Rogaine was FDA approved for male pattern hair loss treatment in 1996, and is still a popular hair loss treatment to this day.
You can find Rogaine over the counter at most pharmacies, and it is easy to use with minimal to no side effects in most people.
The medication inside all Rogaine products is called Minoxidil, and that medication is still considered the gold standard for initial attempts at hair restoration in both men and women.
But, does it really work to restore your hair to its former glory?
In this article, we will look at the studies that are out there for Minoxidil (the active ingredient in Rogaine) and see what benefits are demonstrated in the literature.
While the mechanism behind how Minoxidil (the active ingredient inside Rogaine) has not been fully revealed, we do know that it seems to increase the length of the growth cycle of hair follicles.
Minoxidil used to be used in pill form around the 1970s to help reduce blood pressure by causing the vessels to open up more.
And, while we don’t really use Minoxidil by mouth any longer, this same mechanism - increased blood flow by opening up vessels, could be bringing more oxygen and nutrients to your hair follicles when applied to the scalp too.

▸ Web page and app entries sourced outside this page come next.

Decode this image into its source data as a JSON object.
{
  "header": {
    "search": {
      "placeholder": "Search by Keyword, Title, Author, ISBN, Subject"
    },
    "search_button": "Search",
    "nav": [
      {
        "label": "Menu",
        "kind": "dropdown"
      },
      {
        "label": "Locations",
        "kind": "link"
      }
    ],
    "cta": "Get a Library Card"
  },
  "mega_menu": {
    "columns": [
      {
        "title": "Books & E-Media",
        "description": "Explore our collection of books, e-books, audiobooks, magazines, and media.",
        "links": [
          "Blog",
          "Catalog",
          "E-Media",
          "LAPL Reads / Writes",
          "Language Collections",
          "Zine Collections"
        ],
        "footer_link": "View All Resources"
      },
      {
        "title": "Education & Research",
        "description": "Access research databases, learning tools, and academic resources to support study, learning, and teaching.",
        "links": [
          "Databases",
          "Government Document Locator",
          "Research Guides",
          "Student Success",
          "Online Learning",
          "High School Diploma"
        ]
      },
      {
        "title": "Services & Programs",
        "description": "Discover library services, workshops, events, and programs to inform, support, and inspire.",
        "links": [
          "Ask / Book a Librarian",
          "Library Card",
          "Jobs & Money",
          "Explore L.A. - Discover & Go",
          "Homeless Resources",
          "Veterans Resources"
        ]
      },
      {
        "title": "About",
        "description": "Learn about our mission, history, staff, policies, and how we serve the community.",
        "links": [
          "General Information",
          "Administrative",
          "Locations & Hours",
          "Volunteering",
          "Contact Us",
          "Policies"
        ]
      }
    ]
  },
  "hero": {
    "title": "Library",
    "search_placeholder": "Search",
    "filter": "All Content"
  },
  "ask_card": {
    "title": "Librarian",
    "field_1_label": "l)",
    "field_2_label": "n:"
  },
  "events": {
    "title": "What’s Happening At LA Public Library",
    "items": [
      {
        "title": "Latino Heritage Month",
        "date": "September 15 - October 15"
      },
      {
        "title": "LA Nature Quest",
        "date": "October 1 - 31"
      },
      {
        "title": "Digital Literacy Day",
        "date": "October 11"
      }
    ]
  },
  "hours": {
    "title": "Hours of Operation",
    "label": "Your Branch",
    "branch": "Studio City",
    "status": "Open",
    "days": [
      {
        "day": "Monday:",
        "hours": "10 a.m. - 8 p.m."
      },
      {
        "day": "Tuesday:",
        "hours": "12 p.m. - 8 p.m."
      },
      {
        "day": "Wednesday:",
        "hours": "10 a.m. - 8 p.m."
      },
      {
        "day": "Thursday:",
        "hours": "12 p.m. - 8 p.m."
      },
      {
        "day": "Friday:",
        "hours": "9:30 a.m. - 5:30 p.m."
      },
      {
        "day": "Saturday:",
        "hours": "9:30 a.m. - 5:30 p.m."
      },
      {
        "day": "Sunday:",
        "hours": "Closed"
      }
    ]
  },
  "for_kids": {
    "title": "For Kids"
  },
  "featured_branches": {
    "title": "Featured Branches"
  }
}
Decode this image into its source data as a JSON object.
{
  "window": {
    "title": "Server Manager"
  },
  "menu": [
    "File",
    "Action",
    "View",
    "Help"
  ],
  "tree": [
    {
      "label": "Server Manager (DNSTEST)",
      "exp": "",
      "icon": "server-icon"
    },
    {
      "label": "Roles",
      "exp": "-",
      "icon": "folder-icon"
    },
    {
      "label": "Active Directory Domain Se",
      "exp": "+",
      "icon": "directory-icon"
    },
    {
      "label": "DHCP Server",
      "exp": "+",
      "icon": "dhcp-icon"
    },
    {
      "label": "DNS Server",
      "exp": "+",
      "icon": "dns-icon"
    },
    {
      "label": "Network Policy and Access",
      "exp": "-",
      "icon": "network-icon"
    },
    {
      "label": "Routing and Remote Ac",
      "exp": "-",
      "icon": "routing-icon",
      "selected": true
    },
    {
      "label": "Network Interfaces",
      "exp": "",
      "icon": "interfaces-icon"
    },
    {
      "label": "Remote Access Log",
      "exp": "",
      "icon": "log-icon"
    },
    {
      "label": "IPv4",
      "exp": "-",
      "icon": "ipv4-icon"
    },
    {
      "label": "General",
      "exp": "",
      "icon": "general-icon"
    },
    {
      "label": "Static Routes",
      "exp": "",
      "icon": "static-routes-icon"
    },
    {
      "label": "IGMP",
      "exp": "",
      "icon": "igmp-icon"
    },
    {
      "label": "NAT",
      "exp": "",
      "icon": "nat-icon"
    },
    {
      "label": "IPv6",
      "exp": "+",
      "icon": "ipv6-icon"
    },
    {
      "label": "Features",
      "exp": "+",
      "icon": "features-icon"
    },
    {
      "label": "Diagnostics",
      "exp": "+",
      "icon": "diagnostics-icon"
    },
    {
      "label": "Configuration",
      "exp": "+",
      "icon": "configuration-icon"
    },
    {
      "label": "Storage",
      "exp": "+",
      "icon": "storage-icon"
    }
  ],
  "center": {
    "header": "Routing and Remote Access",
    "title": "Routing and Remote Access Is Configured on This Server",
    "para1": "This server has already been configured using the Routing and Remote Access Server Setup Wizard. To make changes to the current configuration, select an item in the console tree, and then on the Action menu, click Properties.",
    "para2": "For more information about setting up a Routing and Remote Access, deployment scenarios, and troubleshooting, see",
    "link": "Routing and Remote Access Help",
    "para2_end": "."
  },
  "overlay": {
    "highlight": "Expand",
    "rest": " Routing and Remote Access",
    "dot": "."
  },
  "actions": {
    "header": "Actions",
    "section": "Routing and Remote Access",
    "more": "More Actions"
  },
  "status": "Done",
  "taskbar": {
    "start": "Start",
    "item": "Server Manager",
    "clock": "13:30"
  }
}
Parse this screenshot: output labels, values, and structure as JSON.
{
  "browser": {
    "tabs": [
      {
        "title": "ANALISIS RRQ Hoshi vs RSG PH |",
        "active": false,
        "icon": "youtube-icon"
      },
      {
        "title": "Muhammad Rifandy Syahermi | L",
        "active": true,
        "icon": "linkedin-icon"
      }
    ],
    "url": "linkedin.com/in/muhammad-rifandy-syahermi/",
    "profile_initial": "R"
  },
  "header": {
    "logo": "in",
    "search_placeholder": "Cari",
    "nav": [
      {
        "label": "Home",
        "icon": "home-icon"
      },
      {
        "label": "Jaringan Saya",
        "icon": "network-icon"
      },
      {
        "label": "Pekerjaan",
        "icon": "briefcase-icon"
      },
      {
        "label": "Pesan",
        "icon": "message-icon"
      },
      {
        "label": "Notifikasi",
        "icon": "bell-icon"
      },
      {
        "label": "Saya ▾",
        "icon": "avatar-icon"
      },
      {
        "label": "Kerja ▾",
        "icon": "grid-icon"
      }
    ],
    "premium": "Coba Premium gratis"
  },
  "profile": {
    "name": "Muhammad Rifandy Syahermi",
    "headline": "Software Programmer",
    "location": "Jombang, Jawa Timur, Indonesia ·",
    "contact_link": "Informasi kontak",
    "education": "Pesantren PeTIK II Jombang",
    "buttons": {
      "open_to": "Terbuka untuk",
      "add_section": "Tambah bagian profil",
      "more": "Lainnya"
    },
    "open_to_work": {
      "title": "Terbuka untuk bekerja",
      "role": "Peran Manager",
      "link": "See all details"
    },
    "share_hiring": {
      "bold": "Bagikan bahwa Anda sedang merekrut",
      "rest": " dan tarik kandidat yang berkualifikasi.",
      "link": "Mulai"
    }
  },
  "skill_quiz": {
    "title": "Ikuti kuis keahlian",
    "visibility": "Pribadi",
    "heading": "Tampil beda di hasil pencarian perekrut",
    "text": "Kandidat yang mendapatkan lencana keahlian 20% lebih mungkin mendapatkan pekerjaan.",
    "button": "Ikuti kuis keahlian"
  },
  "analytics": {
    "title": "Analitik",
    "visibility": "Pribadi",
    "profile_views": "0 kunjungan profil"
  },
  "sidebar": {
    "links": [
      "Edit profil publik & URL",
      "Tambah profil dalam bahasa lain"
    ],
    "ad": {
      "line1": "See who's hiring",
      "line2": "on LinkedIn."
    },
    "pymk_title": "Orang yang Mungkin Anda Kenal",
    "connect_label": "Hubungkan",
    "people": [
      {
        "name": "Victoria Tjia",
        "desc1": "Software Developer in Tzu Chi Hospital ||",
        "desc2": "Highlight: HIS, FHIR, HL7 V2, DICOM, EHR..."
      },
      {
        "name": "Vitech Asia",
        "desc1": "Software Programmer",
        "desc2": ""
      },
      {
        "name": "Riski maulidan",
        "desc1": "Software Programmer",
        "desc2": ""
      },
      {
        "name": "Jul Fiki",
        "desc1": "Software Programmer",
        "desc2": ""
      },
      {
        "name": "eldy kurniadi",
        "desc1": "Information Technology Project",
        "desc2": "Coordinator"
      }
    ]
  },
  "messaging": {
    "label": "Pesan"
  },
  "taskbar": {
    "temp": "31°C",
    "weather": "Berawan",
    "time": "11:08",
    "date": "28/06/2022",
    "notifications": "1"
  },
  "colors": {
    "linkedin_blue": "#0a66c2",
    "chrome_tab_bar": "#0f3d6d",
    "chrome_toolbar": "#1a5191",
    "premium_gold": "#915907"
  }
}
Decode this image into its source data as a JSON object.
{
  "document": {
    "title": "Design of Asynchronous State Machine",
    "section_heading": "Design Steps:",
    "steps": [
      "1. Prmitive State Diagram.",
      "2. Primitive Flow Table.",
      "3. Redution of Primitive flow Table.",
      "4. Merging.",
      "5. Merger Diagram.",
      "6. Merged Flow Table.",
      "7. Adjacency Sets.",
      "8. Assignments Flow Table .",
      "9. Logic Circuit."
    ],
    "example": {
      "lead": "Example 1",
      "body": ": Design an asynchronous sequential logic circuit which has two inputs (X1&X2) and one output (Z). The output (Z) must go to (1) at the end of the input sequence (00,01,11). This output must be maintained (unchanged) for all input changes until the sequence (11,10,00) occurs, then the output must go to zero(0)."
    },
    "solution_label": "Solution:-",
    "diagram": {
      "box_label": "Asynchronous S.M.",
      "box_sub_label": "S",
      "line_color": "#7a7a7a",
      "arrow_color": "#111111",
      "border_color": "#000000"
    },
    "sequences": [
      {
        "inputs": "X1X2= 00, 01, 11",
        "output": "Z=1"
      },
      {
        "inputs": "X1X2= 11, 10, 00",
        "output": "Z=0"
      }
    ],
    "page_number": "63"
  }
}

One study looked into figuring out the exact reason behind how Minoxidil increases the growth phase of hair cells and found that Minoxidil can increase the amount of Calcium ions inside cells, which then leads to an up-regulation of an enzyme called ATP-synthase.
Studies have shown that more ATP-synthase leads to more stem cell differentiation, which may be a key factor in how Minoxidil facilitates hair growth.
One study in men divided up 36 participants into 4 groups - 5% Minoxidil, 2% Minoxidil, placebo, or no-treatment.
After 96 weeks, all men had hair weight and hair count measured to observe any differences. Both Minoxidil groups acted similarly, showing a 30% increase in total hair weight as compared to the beginning of treatment.
The placebo and no-treatment groups were similar and did not show any changes from the beginning of treatment as suspected.
However, after stopping Minoxidil therapy, the men’s hair returned to pre-treatment levels after 24 weeks, so treatment does need to continue to maintain hair results.
While Rogaine was originally marketed to men, soon after its success with the male market, studies began attempting to see if Rogaine, and Minoxidil, may also have hair benefits in women.
A study conducted in 381 women aimed to identify a difference in hair count and scalp coverage between applying Minoxidil 2%, Minoxidil 5%, or placebo twice daily for 48 weeks.
After the end of the 48 weeks, researchers discovered that both the Minoxidil 5% and 2% had improvements in hair count and scalp coverage as compared to the placebo group, and that the Minoxidil 5% seemed to produce more hair benefits than the Minoxidil 2%.
However, the Minoxidil 5% did come with more reports of localized minor irritation, itching, or hair growth where it was not wanted.
Does rogaine work? We think so, aside from the over-the-counter Rogaine products, you may be able to find Minoxidil in a combination with hair growth products from compounding pharmacies.
These products from compounding pharmacies have the added benefit of being able to mix in multiple hair-boosting ingredients to help try to achieve a greater effect, and you will need a doctor’s prescription to have them made up.
Strut Women’s Hair Formula is a physician formulated compound meant to target women’s hair loss from all angles by combining Minoxidil with Spironolactone to reduce DHT in the scalp as well as strand-thickening Adenosine.
Schedule an Online Visit with our doctors today to see if Strut Hair Formula is a good option to help you live your best hair life.